  • Inappropriate, unruly or unprofessional behavior (including excessive inebriation) at a University or Law School event.
  • Violation of any federal, state, or local law.
  • Participation in the disruption or obstruction of teaching, research, administration or other University activities.
  • Conduct that is lewd or indecent such as streaking, public urination, public defecation, or stripping.
  • Failure to register an event with the appropriate Suffolk department.
  • Unauthorized solicitation.
  • Failure to carry and/or present a Suffolk University identification card when requested.
  • Inappropriate communication with members of the University community.
  • Unauthorized use of the Suffolk University name, logo, mascot, or other symbol.
  • Unauthorized use of Suffolk University directories.
  • Unprofessional and disruptive physical behavior such as horseplay, excessive noise or throwing objects from windows, roofs, or balconies.
  • Physical assault or verbal abuse, threats, intimidation, harassment, or coercion, including, but not limited to, any conduct that threatens or endangers the health or safety of another person.
  • Any action that insults, stigmatizes, threatens, or endangers another individual or that subjects another person to physical or emotional injury, because of that individual’s race, gender, disability, age, marital status, sexual orientation, religion, ethnicity, national origin, gender identity, gender expression, veteran status, genetic information and/or personal characteristics*

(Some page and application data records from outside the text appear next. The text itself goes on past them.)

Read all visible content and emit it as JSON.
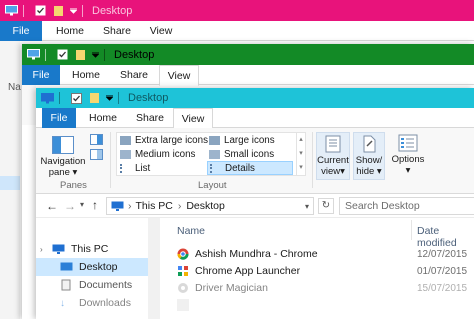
{
  "colors": {
    "pink": "#e8137b",
    "green": "#138a26",
    "cyan": "#1ec3d8",
    "file_tab": "#1979ca",
    "selection": "#cce8ff"
  },
  "back_window": {
    "title": "Desktop",
    "tabs": [
      "File",
      "Home",
      "Share",
      "View"
    ]
  },
  "middle_window": {
    "title": "Desktop",
    "tabs": [
      "File",
      "Home",
      "Share",
      "View"
    ],
    "edge_label": "Na"
  },
  "front_window": {
    "title": "Desktop",
    "tabs": {
      "file": "File",
      "home": "Home",
      "share": "Share",
      "view": "View"
    },
    "panes": {
      "navigation_pane_line1": "Navigation",
      "navigation_pane_line2": "pane",
      "group_label": "Panes"
    },
    "layout": {
      "group_label": "Layout",
      "items": [
        "Extra large icons",
        "Large icons",
        "Medium icons",
        "Small icons",
        "List",
        "Details"
      ],
      "selected": "Details"
    },
    "current_view": {
      "line1": "Current",
      "line2": "view"
    },
    "show_hide": {
      "line1": "Show/",
      "line2": "hide"
    },
    "options": {
      "label": "Options"
    },
    "address": {
      "this_pc": "This PC",
      "desktop": "Desktop",
      "separator": "›"
    },
    "search": {
      "placeholder": "Search Desktop"
    },
    "nav_pane": {
      "items": [
        "This PC",
        "Desktop",
        "Documents",
        "Downloads"
      ],
      "selected": "Desktop"
    },
    "columns": {
      "name": "Name",
      "date": "Date modified"
    },
    "files": [
      {
        "name": "Ashish Mundhra - Chrome",
        "date": "12/07/2015"
      },
      {
        "name": "Chrome App Launcher",
        "date": "01/07/2015"
      },
      {
        "name": "Driver Magician",
        "date": "15/07/2015"
      },
      {
        "name": "",
        "date": ""
      }
    ]
  }
}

  • Any action that violates the University’s Policy Against Discrimination and Harassment.
  • Sexual misconduct, sexual harassment, or inappropriate behavior of a sexual nature*
  • Use, possession, manufacture and/or distribution of illegal drugs or medications prescribed to another.
  • Attempted use or use of electronic devices that invade a person’s privacy.

*Violations related to sexual harassment and sexual misconduct are covered by the University Sexual Misconduct Policy 

The Law School reserves the right to change the schedule of classes, the program of instruction, the requirements for credits or degrees, and any rule or regulation established for the government of the student body in the school. Any such change may be made applicable to students already enrolled in the Law School.